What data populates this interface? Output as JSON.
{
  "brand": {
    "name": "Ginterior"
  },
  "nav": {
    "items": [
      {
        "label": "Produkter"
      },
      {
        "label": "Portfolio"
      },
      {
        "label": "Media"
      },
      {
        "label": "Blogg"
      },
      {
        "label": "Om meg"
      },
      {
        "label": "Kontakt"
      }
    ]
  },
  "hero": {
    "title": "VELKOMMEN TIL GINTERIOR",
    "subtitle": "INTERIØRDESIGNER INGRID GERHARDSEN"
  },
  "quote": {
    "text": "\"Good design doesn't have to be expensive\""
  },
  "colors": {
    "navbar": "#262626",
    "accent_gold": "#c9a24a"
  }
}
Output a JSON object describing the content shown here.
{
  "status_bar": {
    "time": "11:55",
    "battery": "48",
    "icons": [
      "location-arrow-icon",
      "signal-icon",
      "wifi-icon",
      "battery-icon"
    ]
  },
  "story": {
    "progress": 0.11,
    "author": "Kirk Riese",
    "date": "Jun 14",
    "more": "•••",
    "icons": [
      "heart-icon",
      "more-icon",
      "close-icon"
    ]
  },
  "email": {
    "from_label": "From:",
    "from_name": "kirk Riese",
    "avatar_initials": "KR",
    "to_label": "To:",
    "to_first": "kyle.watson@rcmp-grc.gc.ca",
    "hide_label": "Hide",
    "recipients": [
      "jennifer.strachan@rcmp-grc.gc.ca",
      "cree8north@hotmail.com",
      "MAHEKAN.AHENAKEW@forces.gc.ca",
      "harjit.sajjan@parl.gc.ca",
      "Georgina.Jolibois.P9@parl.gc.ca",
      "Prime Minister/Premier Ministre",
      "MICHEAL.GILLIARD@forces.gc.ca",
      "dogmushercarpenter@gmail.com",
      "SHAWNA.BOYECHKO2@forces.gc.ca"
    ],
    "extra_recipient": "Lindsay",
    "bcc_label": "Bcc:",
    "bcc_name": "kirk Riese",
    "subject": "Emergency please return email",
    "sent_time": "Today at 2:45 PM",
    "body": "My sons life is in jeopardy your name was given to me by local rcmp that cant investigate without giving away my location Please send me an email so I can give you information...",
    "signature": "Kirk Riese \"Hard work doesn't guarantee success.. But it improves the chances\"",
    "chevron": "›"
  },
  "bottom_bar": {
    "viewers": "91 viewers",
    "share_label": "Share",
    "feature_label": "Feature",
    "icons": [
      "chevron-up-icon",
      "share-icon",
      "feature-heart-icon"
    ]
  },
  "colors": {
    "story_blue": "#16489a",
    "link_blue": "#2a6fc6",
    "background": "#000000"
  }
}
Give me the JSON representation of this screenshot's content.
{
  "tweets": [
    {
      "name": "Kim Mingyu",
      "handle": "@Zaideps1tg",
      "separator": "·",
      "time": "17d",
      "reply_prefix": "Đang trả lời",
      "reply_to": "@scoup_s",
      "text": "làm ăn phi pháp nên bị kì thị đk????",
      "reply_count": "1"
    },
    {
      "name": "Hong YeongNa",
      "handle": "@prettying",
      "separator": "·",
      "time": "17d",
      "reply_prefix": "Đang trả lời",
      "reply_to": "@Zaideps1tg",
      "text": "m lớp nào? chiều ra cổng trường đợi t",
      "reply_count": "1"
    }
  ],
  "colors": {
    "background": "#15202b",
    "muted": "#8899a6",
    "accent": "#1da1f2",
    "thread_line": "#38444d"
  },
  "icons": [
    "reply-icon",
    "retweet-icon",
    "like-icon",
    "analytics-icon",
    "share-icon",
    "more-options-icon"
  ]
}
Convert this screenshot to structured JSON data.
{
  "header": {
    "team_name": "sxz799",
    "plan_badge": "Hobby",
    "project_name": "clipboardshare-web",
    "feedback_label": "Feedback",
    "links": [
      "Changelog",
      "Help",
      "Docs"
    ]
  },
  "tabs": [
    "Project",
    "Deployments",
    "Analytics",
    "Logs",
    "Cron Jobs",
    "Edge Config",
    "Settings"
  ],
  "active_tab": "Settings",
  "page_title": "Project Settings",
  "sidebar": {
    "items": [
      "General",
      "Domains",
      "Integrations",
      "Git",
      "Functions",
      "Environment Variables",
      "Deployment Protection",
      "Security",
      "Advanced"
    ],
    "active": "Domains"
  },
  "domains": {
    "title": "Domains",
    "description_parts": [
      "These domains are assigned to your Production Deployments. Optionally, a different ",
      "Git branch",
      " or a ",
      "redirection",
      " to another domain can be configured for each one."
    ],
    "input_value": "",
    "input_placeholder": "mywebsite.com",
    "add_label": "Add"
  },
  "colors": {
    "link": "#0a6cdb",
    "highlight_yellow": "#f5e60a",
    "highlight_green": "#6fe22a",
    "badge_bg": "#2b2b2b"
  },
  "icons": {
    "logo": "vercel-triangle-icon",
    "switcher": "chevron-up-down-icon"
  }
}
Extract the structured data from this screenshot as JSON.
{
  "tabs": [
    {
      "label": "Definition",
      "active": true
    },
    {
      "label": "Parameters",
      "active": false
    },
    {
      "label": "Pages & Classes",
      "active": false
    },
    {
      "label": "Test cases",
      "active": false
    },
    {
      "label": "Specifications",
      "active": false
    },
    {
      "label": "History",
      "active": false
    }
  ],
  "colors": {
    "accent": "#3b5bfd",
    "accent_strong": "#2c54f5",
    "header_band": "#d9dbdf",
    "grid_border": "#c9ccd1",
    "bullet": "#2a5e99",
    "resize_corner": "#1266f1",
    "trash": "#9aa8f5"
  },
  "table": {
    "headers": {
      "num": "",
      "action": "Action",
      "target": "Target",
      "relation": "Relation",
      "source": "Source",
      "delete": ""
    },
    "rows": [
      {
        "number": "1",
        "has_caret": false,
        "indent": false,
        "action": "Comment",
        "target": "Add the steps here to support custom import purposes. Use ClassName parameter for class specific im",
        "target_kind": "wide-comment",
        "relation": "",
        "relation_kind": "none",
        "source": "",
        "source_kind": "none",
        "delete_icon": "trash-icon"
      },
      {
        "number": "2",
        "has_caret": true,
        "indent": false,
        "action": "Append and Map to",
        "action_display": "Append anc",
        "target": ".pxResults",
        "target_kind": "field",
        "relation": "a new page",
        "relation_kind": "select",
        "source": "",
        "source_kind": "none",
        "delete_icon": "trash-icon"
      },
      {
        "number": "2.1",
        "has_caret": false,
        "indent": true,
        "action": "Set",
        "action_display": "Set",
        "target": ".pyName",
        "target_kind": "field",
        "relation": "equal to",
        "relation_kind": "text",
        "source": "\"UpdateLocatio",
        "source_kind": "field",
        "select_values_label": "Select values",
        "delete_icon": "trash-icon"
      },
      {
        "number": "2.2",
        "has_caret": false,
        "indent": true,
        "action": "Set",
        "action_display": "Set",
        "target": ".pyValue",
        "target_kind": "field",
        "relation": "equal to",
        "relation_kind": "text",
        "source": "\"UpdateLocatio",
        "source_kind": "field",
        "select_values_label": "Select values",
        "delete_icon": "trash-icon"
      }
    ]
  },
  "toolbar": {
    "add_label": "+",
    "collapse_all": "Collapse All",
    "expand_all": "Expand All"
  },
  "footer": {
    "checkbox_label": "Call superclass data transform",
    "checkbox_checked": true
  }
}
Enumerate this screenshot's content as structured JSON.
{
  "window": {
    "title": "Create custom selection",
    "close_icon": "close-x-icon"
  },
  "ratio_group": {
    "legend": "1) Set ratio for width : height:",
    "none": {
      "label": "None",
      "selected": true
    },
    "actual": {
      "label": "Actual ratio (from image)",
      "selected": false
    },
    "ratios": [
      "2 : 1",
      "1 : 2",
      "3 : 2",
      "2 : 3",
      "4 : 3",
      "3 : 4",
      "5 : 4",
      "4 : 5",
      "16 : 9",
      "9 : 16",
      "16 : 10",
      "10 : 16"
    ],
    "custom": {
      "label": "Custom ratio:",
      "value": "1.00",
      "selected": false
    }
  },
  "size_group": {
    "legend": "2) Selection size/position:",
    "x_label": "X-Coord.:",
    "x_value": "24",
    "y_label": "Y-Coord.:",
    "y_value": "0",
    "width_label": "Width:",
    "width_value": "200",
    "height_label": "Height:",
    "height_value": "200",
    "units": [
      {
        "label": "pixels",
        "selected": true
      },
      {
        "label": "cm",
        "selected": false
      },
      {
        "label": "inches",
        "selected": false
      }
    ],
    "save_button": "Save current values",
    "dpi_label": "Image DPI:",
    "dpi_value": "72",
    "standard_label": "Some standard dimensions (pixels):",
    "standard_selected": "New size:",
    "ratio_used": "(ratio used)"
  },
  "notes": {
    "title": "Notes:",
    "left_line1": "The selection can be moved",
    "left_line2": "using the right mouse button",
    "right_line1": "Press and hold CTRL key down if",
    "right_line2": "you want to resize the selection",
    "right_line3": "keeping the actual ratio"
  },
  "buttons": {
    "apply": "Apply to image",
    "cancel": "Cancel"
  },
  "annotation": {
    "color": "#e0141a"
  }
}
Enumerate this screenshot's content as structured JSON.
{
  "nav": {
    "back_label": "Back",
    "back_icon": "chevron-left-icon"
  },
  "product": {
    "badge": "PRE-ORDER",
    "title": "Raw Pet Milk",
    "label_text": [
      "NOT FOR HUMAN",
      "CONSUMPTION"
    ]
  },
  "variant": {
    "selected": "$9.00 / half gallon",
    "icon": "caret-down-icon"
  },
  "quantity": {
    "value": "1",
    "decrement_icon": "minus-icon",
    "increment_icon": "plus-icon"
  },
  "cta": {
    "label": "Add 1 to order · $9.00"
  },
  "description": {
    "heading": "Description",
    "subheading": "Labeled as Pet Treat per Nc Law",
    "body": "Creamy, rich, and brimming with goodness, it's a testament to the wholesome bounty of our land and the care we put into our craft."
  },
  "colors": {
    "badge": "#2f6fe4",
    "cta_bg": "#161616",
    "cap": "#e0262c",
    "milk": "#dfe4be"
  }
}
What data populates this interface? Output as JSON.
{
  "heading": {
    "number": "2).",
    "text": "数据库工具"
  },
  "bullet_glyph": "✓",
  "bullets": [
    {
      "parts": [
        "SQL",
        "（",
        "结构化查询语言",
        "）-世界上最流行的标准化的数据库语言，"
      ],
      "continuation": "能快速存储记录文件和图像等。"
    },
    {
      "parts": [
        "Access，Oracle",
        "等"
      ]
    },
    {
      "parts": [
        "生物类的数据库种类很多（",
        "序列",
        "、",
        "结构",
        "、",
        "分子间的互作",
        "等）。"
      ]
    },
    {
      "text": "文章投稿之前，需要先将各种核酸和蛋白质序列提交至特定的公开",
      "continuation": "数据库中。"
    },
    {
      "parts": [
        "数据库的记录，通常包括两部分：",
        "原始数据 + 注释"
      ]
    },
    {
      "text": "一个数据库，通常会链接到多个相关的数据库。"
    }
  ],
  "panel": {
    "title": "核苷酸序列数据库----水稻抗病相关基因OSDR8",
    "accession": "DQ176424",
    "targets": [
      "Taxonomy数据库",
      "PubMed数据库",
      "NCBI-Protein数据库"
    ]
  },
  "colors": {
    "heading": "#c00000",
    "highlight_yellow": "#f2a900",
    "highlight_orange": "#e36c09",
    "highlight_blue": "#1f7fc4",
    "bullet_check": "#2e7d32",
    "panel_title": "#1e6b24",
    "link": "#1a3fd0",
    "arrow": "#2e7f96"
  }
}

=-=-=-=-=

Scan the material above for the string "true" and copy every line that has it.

      "active": true
        "has_caret": true,
        "indent": true,
        "indent": true,
    "checkbox_checked": true
      "selected": true
        "selected": true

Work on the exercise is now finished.